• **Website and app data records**

####

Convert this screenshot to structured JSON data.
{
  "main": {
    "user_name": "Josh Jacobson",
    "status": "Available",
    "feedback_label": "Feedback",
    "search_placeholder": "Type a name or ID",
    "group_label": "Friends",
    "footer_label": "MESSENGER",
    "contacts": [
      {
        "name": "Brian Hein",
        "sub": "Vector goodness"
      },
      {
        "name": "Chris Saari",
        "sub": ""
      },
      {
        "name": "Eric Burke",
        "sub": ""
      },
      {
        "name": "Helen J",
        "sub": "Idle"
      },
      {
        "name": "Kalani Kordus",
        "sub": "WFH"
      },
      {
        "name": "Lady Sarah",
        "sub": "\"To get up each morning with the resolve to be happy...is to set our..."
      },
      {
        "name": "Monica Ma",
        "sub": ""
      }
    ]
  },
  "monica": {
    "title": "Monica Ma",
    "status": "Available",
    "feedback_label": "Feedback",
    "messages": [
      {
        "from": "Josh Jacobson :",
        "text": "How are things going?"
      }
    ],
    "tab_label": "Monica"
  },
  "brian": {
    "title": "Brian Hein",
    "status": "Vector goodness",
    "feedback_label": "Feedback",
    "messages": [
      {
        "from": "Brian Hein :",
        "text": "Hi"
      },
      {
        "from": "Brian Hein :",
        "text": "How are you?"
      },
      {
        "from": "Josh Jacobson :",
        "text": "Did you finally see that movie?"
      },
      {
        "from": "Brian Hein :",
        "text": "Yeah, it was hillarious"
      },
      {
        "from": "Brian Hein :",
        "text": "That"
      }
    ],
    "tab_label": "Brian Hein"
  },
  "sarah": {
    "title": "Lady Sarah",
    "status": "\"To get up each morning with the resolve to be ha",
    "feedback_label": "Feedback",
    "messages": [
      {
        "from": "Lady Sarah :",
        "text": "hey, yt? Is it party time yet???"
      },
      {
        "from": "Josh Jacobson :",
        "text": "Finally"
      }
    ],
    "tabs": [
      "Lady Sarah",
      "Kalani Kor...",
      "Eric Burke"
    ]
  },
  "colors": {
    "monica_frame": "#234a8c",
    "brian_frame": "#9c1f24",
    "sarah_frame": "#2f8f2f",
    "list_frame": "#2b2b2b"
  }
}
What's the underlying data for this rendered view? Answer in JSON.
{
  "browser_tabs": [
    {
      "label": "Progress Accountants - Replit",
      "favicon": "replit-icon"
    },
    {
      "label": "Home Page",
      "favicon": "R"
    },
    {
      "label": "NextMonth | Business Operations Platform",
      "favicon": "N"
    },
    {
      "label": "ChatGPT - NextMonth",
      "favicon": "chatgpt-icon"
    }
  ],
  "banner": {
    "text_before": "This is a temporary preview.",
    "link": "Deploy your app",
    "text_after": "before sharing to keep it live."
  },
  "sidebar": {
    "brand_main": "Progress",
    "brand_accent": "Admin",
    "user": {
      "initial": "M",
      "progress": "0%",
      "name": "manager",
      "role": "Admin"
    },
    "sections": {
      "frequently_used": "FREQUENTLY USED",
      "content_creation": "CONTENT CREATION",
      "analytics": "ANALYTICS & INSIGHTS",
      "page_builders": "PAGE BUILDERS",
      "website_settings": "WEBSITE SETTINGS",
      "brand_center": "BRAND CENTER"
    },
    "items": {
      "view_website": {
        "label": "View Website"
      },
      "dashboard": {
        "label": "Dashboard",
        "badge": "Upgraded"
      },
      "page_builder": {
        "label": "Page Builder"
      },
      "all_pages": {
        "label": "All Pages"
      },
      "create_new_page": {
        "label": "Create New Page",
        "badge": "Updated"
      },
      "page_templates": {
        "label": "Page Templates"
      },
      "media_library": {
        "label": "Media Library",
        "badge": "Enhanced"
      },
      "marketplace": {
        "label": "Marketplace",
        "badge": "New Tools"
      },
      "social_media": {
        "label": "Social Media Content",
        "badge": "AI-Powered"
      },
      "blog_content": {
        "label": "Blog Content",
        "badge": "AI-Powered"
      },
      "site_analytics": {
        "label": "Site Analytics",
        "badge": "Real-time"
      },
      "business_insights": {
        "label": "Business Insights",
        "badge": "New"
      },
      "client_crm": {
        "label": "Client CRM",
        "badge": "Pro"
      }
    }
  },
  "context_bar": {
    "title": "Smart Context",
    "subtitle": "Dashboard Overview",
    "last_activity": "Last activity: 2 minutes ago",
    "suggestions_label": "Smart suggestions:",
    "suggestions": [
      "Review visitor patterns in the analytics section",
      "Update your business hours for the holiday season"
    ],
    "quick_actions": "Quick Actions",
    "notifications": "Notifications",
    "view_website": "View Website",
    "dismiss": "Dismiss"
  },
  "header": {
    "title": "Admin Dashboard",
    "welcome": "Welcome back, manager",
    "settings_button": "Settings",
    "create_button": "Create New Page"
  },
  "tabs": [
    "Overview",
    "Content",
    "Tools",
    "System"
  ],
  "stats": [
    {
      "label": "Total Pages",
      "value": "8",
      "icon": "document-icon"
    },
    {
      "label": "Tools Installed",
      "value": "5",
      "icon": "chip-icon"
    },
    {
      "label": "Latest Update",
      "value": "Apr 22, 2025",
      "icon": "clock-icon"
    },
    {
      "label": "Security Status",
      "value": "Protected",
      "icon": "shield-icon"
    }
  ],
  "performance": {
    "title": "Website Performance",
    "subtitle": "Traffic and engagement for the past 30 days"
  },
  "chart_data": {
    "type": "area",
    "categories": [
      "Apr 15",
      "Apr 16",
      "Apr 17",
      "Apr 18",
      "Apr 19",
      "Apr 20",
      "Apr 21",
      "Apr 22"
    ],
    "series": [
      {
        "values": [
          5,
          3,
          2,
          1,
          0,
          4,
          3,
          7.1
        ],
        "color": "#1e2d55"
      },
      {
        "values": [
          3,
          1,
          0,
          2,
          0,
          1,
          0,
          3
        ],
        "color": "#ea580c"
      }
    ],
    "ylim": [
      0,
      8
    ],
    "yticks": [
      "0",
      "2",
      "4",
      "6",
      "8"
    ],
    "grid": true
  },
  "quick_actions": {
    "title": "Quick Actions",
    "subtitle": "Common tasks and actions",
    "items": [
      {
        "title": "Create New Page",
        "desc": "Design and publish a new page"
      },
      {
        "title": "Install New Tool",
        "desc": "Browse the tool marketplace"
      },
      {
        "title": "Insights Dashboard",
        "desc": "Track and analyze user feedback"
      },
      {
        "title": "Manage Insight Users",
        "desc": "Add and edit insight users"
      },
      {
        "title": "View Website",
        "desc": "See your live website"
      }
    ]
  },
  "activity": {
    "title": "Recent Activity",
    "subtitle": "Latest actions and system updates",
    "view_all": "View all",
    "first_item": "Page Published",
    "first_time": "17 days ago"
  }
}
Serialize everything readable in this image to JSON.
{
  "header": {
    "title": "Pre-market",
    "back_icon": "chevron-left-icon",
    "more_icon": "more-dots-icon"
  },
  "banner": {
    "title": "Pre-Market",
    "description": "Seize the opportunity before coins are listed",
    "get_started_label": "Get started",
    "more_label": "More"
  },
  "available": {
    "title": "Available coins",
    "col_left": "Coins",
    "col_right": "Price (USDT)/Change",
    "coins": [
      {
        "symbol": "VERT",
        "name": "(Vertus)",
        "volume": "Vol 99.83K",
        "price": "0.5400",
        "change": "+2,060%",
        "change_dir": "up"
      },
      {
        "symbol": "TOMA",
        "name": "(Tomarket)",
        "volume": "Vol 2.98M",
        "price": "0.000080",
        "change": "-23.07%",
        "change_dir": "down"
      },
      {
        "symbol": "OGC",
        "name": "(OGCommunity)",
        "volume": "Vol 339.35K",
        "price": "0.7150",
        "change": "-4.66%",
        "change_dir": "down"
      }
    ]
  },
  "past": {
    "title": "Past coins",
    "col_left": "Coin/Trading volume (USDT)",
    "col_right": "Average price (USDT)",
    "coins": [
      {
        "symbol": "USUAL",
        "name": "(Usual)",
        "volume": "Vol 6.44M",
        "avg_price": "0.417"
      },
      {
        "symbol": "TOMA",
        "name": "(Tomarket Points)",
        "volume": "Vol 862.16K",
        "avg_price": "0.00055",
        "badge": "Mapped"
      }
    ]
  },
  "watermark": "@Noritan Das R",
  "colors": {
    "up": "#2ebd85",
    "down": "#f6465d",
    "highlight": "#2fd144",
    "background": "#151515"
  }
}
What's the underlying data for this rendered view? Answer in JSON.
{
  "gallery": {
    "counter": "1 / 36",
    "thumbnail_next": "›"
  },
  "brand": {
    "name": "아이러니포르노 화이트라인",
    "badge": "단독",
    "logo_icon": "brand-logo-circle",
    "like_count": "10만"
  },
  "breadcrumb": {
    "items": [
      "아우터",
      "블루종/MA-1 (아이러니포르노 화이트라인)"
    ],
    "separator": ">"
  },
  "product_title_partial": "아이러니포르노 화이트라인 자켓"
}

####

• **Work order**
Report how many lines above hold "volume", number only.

• **Written response**
6